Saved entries
────
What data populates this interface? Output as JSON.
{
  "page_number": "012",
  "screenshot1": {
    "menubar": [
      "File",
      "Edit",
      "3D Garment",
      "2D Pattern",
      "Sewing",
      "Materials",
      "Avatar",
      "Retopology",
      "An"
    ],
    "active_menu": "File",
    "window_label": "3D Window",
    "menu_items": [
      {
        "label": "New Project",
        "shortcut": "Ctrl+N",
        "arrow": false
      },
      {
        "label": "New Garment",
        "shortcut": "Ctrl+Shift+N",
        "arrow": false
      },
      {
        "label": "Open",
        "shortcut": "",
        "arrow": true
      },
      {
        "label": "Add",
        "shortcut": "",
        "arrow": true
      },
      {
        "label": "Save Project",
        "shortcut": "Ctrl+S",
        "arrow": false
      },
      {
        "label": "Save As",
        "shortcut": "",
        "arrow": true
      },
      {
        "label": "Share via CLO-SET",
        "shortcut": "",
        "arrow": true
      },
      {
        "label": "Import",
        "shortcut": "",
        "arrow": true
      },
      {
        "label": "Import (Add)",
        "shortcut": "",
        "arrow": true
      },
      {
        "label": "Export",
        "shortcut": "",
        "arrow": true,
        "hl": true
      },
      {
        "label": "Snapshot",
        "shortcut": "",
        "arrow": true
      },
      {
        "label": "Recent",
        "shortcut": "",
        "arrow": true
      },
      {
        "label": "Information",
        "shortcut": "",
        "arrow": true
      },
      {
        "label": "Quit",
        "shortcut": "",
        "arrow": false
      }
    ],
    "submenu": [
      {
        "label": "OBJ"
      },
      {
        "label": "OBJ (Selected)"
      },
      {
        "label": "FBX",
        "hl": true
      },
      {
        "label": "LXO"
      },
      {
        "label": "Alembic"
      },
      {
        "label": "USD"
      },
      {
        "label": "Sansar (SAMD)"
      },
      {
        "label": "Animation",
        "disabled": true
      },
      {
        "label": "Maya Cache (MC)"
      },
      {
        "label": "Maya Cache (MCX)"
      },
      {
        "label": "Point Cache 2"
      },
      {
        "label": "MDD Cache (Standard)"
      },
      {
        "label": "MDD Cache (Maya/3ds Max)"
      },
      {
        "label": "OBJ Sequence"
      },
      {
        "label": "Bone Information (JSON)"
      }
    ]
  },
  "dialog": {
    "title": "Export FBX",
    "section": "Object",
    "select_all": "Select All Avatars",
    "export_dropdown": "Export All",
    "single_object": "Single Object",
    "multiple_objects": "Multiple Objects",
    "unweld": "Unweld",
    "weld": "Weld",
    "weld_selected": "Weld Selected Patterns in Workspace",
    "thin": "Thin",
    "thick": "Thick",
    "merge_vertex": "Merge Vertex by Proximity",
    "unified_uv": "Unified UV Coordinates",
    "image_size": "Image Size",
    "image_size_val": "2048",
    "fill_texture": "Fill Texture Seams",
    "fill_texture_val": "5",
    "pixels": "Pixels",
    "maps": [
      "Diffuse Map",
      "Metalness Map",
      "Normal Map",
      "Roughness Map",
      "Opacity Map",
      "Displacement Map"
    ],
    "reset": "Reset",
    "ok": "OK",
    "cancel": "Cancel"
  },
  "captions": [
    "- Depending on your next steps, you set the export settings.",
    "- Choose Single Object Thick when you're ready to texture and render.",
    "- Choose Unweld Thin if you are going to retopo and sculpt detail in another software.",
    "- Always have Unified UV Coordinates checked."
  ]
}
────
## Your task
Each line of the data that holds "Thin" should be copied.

## Solution for this task
    "thin": "Thin",
    "- Choose Unweld Thin if you are going to retopo and sculpt detail in another software.",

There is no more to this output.